As the last of the guests left the shores of Mediterranean Sea in the French Riviera, the Cannes Film Festival -- which ended on May 22 -- must have heaved a sigh of big, big relief. For, this year’s 69th edition of the festival screened under the mortal fear of terrorism -- the mock drill of a terror attack a fortnight before the festival rolled on May 11 adding to the scare, which was heightened after the March Brussels airport and metro station attack. France itself had been under siege and in a state of emergency following the terror killing of 11 people in the Paris office of the weekly satirical newspaper, Charlie Hebdo, in January 2015.
But strangely, the May 2015 Cannes Film Festival was not held under the kind of security blanket that this year’s 12-day event was. Sources say that the French intelligence had been tipped of a possible terror strike, and the festival -- with thousands of attendees, including about 4000 journalists -- seemed like a duck sitting to be struck.
During the first few days of the festival, it was more than apparent that it was under a heavy security blanket, and this writer did see snipers on the roof of the Palace, the festival’s main venue, and heavily armed troops patrolling the streets of Cannes. Against the grim looks of these uninformed men were women cops, sitting prettily on really tall horses, and believe it or not, they appeared so friendly, exchanging pleasantries with passersby, that the Cannes crowds seemed to forget all about terror.
In fact, a few days into the festival, the scanning and frisking at points of entry seemed so smooth and quick that most of us just breezed in and out of the auditoriums. But there were always those invisible eyes in the form of security cameras dotting just about every nook and corner of Cannes.

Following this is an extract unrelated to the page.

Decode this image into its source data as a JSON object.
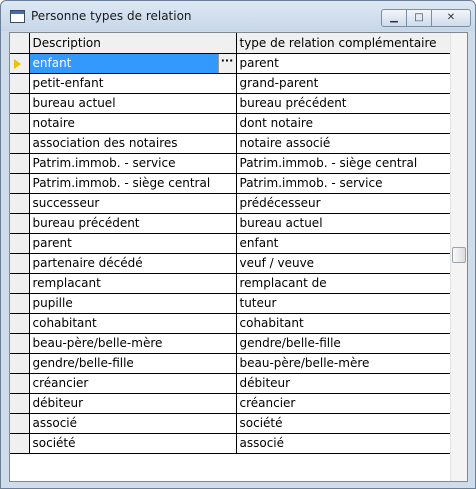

One was even told that dozens of cops had disguised themselves as restaurant waiters, shopkeepers and even taxi-drivers and had fanned out to keep an eye in order to pick the faintest of signals that possible terrorists may be sending.
But then soon the topic of discussion veered away from terror to cinema. People were more interested and even exercised over Sean Penn’s disappointing The Last Face -- a love story played out by Spanish actor Javier Bardem and Hollywood star Charlize Theron against the backdrop of the 2003 genocidal wars in Sierra Leone and Liberia.
Audiences, critics in particular, wondered whether The Last Face was a greater disaster than Nicolas Winding Refn’s The Neon Demon or Xavier Dolan’s It’s Only The End Of The World. Maren Ade’s German work, Toni Erdmann, was another hot favourite of debate, and the story about a father’s concern over his workaholic daughter was a fine piece of work, though, that sadly did not make the cut with the George Miller jury.
The Last Face went understandably unsung, and the persistent booing -- a Cannes tradition -- at the press show must have rattled Mr Penn more than all the security phobia he must have felt. He went on the defensive to explain his movie, and seemed like a fallen angel at the press conference that followed the screening of The Last Face.
However, Penn must have taken solace from the fact that great masters before him had faced flak from the Cannes press. Michelangelo Antonioni’s L’Avventura (The Adventure) was famously heckled, as was Martin Scorsese’s Taxi Driver, which went on to win the Palme d’Or that year. Today, both works are considered all-time classics.
But then, there were other great films -- written about in these columns -- which made Cannes such a delight, as always. However, the city in the south of France which was once the playground of the rich and famous and also the meeting point of Prince Rainier and Hollywood star Grace Kelly, was certainly quieter this year. And it has been getting progressively quieter, and terror has not been the cause. Rather, steep hotel and food bills have been keeping people away from what is still the queen of all festivals. Why, Cannes, of course.
(Gautaman Bhaskaran has covered the Cannes Film Festival for 27 years.)